Thermal laser treatment can also help seal the tissue that’s leaking fluid behind the retina. The risk of scarring or other complications is greater with traditional thermal laser therapy than with photodynamic therapy.
Certain medications may also help, though you should consult with your eye doctor first. One is an anti-vascular endothelial growth factor medication (anti-VEGF). This drug helps prevent the growth of new blood vessels in the eye, a common cause of vision problems.
You should avoid taking corticosteroids and other drugs containing steroids. But make sure you talk with your doctor first. Suddenly stopping steroid therapy could have serious health complications.
Other lifestyle changes you should make to help treat or prevent CSC include:
- avoiding caffeine, which can raise cortisol levels in the body
- getting at least seven hours of sleep
- reducing alcohol consumption
- reducing stress through meditation, yoga, breathing techniques, and the avoidance of stressors in your everyday life
Unlike many eye diseases that tend to strike when you’re older, CSC is more common among men in their 30s, 40s, and 50s. Women are also susceptible, but less so than men. Also, stress seems to be a major risk factor for CSC. This is because stress tends to produce higher levels of the stress hormone cortisol, which may cause eye inflammation and leakage behind the retina. People taking corticosteroids are also at higher risk.
The causes of CSC still are not well understood, but lowering your risk could be an extra incentive to reduce the stress in your life.
If you notice any change in your vision, you should make an appointment with your eye doctor. Don’t wait until your next appointment. Some eye conditions can worsen quickly and lead to permanent vision loss.
If you and your doctor take a watch-and-wait approach to treating your CSC, keep in mind that you should experience symptom improvements within a few months. If your symptoms worsen or only stay the same during that time, talk with your doctor about some form of laser therapy. Find out what options are safe and appropriate for you.
Unfortunately, once you’ve had CSC, you’re more likely to have it again. The recurrence of this condition may warrant more aggressive treatment than the first time.
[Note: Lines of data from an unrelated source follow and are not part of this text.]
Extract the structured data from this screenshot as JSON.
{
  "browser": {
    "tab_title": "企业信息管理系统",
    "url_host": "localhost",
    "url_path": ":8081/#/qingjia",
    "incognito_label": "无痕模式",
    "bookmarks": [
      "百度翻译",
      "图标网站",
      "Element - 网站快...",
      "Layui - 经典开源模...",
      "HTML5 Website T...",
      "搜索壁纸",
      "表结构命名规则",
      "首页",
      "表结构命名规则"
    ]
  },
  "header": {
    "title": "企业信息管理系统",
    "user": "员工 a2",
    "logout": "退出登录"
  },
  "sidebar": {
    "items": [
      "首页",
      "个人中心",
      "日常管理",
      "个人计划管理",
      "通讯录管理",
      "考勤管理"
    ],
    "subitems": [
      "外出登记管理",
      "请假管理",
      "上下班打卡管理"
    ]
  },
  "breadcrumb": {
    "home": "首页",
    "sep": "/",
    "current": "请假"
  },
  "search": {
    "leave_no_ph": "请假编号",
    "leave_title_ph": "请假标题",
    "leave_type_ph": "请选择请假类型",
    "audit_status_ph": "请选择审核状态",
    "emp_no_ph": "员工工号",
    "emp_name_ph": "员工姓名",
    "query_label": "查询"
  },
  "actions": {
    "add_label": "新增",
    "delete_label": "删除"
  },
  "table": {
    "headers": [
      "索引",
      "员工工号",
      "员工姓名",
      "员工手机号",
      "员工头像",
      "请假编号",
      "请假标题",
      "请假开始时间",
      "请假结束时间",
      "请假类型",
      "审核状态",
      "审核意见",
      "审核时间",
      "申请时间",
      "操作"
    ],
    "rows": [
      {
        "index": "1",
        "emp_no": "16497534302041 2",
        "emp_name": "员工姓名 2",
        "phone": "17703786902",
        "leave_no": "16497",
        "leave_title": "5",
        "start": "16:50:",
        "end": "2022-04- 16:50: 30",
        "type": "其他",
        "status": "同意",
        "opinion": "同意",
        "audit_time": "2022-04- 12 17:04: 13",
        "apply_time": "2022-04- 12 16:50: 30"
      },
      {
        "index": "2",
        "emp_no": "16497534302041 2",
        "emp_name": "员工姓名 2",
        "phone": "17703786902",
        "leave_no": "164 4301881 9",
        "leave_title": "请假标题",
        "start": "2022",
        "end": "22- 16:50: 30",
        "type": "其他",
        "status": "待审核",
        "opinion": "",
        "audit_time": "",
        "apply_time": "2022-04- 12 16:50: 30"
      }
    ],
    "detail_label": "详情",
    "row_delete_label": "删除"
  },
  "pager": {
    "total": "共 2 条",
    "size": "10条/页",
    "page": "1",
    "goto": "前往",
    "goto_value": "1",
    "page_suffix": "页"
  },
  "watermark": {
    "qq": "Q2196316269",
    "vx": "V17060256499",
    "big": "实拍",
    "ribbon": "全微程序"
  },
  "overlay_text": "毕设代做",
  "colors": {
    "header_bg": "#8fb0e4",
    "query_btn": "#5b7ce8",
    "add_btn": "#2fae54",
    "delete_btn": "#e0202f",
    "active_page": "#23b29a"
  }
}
Once you’ve recovered, you should also talk with your doctor about whether it’s safe to take medications containing steroids. You may need to investigate different treatments for other health problems that you had been treating with steroids. If that’s not possible, you can at least know what symptoms to look out for if CSC develops again.